• Task to carry out: Among these entries, how many lines contain "this"? Say the number and nothing else.

• Input records:
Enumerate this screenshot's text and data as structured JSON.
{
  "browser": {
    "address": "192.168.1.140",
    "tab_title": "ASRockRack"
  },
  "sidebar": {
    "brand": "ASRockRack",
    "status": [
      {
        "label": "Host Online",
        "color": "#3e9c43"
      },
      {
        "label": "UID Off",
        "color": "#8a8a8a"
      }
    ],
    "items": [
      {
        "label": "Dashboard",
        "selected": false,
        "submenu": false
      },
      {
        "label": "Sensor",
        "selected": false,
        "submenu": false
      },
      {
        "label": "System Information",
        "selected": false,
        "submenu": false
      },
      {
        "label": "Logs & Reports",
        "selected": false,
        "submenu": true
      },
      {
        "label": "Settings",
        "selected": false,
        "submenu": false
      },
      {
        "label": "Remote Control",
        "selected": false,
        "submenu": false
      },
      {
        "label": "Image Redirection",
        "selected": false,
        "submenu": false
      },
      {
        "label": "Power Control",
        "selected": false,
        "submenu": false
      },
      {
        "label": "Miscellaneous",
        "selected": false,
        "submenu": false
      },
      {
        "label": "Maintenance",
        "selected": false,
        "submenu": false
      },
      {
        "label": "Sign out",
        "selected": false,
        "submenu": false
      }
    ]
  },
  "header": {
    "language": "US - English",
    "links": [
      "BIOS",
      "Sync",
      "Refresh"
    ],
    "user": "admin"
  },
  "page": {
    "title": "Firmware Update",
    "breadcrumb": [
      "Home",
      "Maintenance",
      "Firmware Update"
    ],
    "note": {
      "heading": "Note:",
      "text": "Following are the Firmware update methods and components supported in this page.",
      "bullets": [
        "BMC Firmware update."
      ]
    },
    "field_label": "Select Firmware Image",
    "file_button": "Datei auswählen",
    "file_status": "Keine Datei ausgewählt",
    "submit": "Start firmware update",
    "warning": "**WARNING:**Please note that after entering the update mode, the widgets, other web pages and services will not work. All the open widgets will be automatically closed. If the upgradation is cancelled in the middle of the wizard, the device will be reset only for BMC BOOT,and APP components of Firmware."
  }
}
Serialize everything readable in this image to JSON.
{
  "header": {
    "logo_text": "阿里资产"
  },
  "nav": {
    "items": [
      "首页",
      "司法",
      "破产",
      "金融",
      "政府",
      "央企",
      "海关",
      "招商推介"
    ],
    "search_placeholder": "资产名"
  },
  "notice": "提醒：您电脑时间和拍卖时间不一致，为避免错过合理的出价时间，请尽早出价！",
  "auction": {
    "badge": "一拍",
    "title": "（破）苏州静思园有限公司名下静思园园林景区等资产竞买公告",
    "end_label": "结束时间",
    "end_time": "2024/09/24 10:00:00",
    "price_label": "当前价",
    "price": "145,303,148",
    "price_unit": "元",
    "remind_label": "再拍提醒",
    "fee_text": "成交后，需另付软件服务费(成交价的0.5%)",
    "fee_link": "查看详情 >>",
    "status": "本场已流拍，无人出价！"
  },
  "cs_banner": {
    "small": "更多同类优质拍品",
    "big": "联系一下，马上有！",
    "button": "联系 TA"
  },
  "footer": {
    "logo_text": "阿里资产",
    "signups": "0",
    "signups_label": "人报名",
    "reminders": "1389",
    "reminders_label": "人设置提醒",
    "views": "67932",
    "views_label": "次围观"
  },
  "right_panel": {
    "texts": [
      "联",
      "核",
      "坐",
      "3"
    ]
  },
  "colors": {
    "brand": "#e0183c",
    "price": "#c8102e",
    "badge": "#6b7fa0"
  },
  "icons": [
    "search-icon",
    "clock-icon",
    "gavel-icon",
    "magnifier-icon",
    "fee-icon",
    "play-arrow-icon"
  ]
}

• Task answer: 3